My teenaged niece recently commented to her father about my books: “Aunt Tina really understands how teenagers think.” My brother laughed and said, “That’s because Aunt Tina still is a teenager.” Haha, well, I wouldn’t go that far. I’m a full-fledged adult with lots of grown-up responsibilities, but I love nothing more than to slipping into my teen characters, to remember when my whole life is still ahead of me. It’s empowering to feel I can still make my first million before my first wrinkle, ace a difficult exam and look amazing in skinny jeans. And nothing wrong with that!
17 year-old Courtney is completely stressed. There's the rift with her softball teammates, homework, housework, her part-time job at the tux shop, her dad’s upcoming wedding...enough! Would it be too much to ask for someone special in her life, a boyfriend she could talk to, count on, even lean on a little?
The best she’s got is a blue-eyed surfer boy who seems to save his biggest moves for his board, and a “friend date” to Homecoming with a guy still in love with his ex. Oh, and then there’s the tuxedo mannequin in the shop window, who happens to be reliable and an amazing listener.
When the mannequin gets stolen in a senior prank, Courtney finds herself in a midnight pursuit along beach boulevards, trying to save more than the mannequin, but the job she’s come to love. After turning to the unlikeliest of people for help, and finding that surfer boy is as resourceful as he is good-looking, her load begins to lighten. In fact, she soon might find not only what she needs, but what she wants, too.
Sophomore year Nicolette Antonovich was dumped two days before prom by the hottest guy at school --Rod "Rascal" Pasqual. As a result, she became the proud owner of one unworn, perfectly magical pink vintage dress. And she got to stare at it all evening long as a reminder.
But Nic is determined to put that night behind her for good. She's a junior now--older, wiser, and completely overwhelmed by a new set of problems: The bank's ready to foreclose on her childhood home. Her father's too busy with his "replacement' daughter to care. Her best friend's brother is an eternal thorn in her side. Her best friend isn't exactly the rose attached to that thorn. Rumors are flying around school that could get her kicked off the volleyball team, which would ruin all chances of a college scholarship. She still likes the boy who dumped her in the first place.
And what in the world do you do with an unworn prom dress, anyway?
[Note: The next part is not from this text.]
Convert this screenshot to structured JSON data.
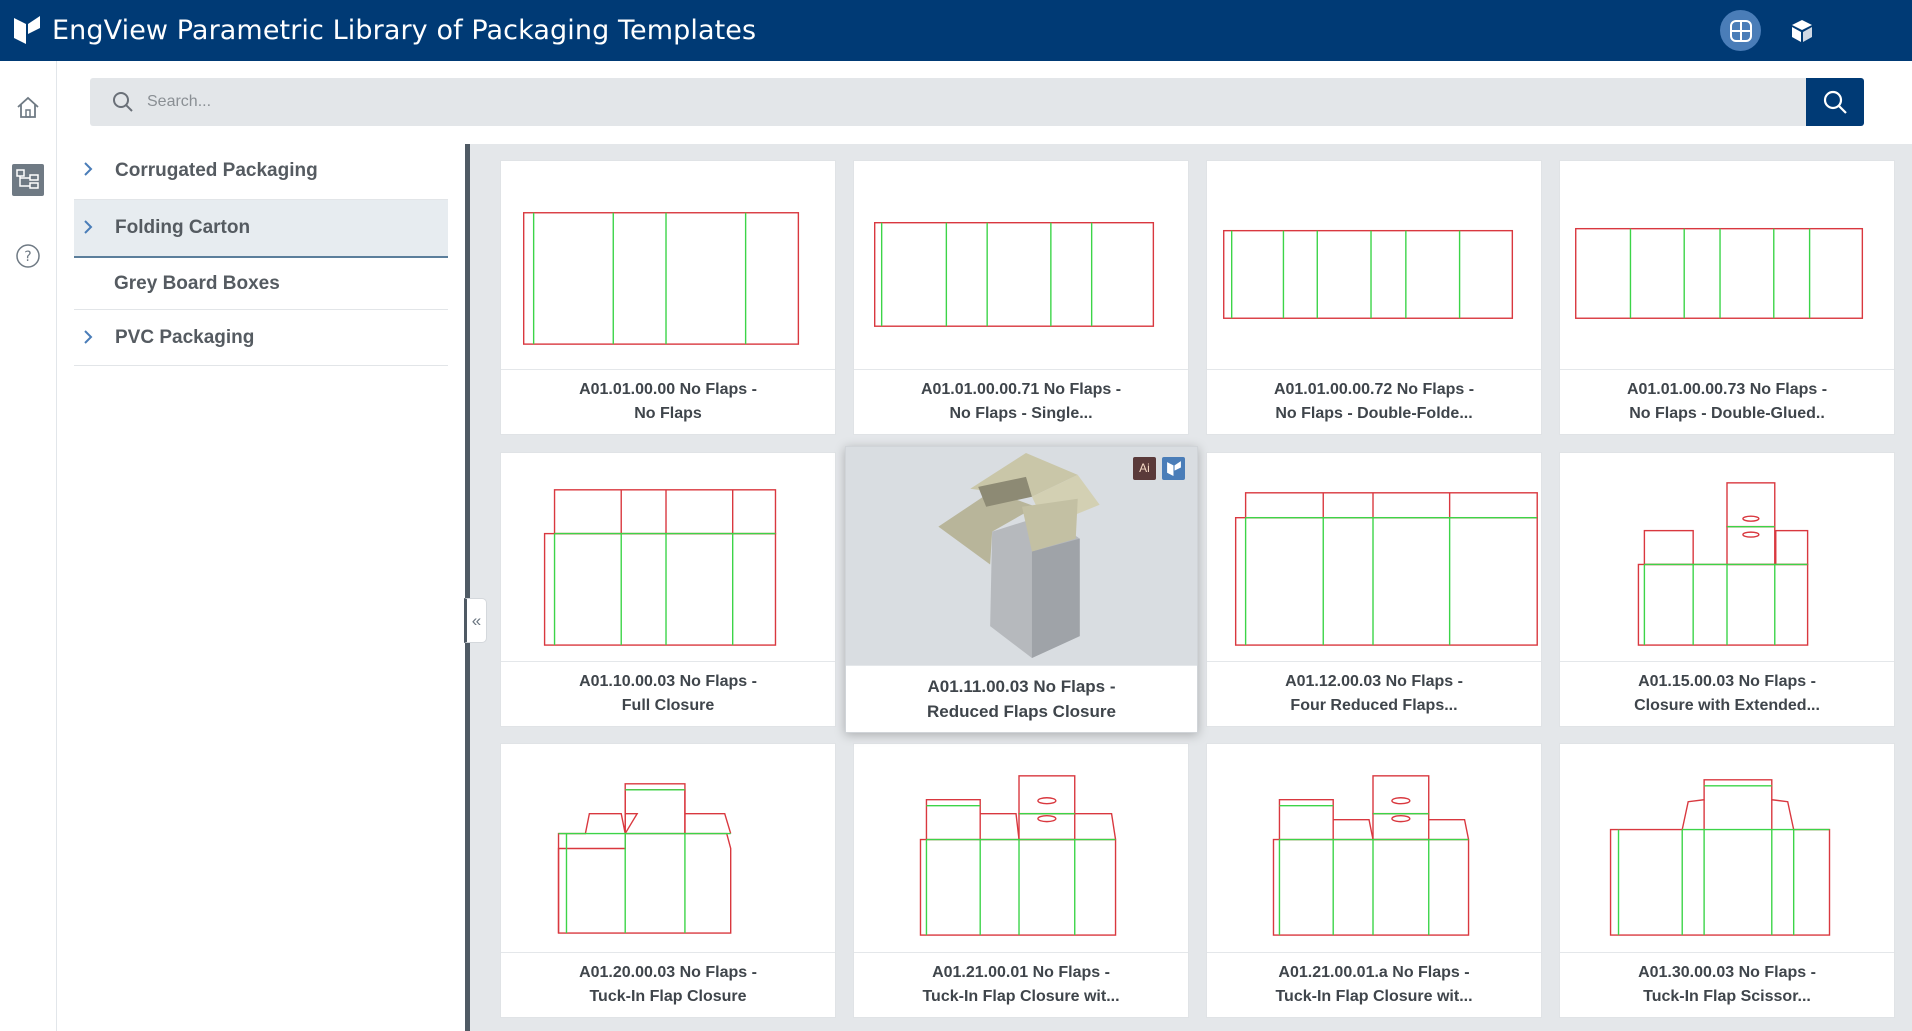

Strangely, it's getting to the bottom of this last dilemma that just might hold the answer to all Nic's problems.
Parker Stanhope's friends got promoted to Varsity soccer without her. Desperate to make things right, she has concocted a crazy-but-just-might-work plan that includes kissing the socks off the prom king at the Sports Fair Kissing Booth. Between now and then, she needs to learn everything she can about kissing - somehow. She finds a "coach" in the most unlikely of guys - but suddenly keeping that relationship a secret becomes as dire as her need to win back her soccer status and her friends.
At seventeen, Kate has one goal in life: to become a millionaire before the age of twenty. (Okay, twenty-five if she hits some bumps in the road.) And as far as she's concerned, college will only slow her down. Unfortunately for Kate, the one thing her parents agree on is that they totally disagree with her strategy. And so a deal is born: if Kate can raise five thousand big ones by graduation day, her parents will hand over the balance of her college account to invest as she pleases.
When Kate reluctantly agrees to go to the sports banquet with the hottest guy at school, she stumbles upon a possible cash cow. The rest of the senior class is amazed that no-nonsense Kate could hook such a hottie, and one by one they approach her for help hooking their own. She doesn't know a thing about getting guys, but for a hundred dollars a pop, she's more than willing to invent a Six-Point Plan. And how could that possibly backfire?